GSK and Alector Partner to Develop Immuno-Neurology Treatments
With $700 million in upfront cash, GlaxoSmithKline and Alector forged a strategic collaboration to co-develop monoclonal antibody candidates aimed at a range of neurodegenerative diseases, including frontotemporal dementia, amyotrophic lateral sclerosis, Parkinson’s disease and Alzheimer’s disease.
The two antibody candidates, AL001 and AL101, are seen as potential first-in-class medications aimed at these indications. The antibodies are designed to elevate levels of progranulin (PGRN), a key regulator of immune activity in the brain.
There are genetic links between elevated levels of PGRN and multiple neurodegenerative disorders, which makes it “one of the most attractive genetically validated targets for the development of new immuno-neurology treatments.”
Enrollment is ongoing for a Phase III trial assessing AL001 in people at risk for or with frontotemporal dementia due to a progranulin gene mutation (FTD-GRN). This is a severe form of dementia for which there are no approved treatments.
FTD affects 50,000 to 60,000 people in the United States and approximately 110,000 in the European Union. FTD-GRN represents 5% to 10% of all people with FTD.
Additionally, AL001 is currently being assessed in a Phase II study in symptomatic FTD patients with a mutation in the C9orf72 gene. There are plans to study the monoclonal antibody in a Phase II ALS trial beginning in the second half of the year.
AL101 is in a Phase Ia study designed to treat patients suffering from more prevalent neurodegenerative diseases, including Parkinson’s disease and Alzheimer’s disease.
Hal Barron, chief scientific officer and head of GSK’s R&D, said the company’s focus on genetics and the immune system gives researchers unique insights into the potential of PGRN-aimed drugs in neurodegenerative diseases. The company noted that the collaboration with Alector provides it with promising antibodies in immuno-neurology, a core area of focus for the company.
“Working with Alector’s world class scientists will allow us to investigate the potential of these immuno-neurology therapies to help patients with frontotemporal dementia, a devastating disease without any currently approved treatments, as well as explore the ability to help patients with other neurodegenerative diseases, such as ALS, Parkinson’s and Alzheimer’s,” Barron said in a statement.
Alector Chief Executive Officer Arnon Rosenthal said the collaboration with GSK will expand and accelerate the development of the company’s progranulin franchise into large indications. He noted the partnership will also bolster Alector’s late-stage development and commercial capabilities.
“Importantly, this collaboration is designed to fully support AL001 and AL101’s development and to enable Alector to continue building a fully integrated company as we strive to address the high unmet medical need in patients suffering from neurodegenerative diseases,” Rosenthal said in a statement.

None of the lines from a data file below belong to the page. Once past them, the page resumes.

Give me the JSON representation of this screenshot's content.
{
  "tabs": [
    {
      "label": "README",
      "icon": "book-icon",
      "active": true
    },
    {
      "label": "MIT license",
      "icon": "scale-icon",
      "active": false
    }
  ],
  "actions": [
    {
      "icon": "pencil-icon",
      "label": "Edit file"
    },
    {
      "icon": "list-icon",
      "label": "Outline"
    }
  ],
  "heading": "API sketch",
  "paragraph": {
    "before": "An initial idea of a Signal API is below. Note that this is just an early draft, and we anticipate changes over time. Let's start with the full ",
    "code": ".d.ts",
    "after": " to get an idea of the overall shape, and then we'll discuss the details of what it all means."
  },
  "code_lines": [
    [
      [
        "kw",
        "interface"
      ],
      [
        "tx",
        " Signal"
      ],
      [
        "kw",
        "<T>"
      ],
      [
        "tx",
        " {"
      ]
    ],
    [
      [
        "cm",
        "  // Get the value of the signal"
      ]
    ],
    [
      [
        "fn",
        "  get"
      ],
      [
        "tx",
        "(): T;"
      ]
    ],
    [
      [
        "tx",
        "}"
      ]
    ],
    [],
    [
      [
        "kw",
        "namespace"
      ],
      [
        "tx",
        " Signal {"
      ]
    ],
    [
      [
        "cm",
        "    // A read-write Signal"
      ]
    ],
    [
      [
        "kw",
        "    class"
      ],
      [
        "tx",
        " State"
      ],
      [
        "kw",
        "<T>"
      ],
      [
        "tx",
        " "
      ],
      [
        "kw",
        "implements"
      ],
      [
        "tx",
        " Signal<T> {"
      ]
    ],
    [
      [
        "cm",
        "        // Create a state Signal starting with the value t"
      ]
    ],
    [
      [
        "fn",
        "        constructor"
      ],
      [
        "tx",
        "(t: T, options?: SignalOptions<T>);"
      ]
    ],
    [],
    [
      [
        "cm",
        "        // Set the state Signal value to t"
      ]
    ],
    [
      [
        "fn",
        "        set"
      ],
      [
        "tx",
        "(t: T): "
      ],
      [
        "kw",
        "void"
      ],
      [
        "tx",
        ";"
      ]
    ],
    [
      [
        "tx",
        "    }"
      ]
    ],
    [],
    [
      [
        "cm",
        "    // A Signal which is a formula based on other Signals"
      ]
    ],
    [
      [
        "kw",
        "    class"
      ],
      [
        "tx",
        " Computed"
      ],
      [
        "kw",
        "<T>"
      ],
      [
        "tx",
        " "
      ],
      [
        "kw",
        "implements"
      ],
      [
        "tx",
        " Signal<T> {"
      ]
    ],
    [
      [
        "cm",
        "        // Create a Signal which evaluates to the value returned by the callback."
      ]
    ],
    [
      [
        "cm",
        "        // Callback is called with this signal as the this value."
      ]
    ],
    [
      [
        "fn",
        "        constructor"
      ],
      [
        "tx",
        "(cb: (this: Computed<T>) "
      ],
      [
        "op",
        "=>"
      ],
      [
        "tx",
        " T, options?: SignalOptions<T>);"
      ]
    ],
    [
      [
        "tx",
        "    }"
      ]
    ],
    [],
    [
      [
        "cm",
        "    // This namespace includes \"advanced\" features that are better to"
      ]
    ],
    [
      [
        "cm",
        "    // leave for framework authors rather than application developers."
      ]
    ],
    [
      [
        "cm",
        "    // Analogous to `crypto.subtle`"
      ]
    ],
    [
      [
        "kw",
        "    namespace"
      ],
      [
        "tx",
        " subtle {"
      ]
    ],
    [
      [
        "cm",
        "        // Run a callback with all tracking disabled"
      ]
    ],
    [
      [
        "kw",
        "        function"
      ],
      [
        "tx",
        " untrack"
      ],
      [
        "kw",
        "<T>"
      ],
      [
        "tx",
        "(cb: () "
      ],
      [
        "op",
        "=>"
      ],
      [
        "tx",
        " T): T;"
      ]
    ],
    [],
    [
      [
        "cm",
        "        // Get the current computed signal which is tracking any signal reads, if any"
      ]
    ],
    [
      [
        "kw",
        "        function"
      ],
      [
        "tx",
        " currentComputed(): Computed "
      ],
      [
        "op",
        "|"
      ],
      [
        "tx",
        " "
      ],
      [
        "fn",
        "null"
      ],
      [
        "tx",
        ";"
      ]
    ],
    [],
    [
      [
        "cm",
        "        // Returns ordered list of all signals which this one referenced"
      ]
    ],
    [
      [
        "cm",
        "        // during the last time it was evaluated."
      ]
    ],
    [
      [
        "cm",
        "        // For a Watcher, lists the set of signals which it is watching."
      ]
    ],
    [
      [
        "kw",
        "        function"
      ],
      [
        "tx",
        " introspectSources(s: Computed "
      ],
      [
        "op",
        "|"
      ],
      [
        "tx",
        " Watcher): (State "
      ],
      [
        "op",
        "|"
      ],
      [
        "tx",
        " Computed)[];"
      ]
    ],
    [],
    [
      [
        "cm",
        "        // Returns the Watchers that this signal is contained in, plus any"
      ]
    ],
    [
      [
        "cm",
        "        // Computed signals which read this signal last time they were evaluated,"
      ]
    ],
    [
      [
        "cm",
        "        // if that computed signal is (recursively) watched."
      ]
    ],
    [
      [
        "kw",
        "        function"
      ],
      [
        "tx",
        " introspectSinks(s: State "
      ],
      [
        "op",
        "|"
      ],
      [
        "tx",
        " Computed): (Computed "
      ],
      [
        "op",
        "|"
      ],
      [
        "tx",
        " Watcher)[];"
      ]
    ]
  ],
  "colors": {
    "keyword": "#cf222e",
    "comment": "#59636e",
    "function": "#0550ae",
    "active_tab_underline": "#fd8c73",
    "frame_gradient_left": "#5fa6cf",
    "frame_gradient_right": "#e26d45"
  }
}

"We are confident that GSK’s extensive experience launching ground-breaking medicines at the intersection of immunology and human genetics, will ensure that AL001 and AL101 are developed to their full potential.”
Under the terms of the agreement, GSK will pay Alector $700 million upfront, with potential milestone payments climbing to $1.5 billion. Alector will lead commercial efforts associated with AL001 in orphan indications and GSK will lead the commercialization of AL101 in Alzheimer’s and Parkinson’s disease. The companies will co-commercialize and share profits in the United States, while GSK will retain exclusive commercialization rights across the globe.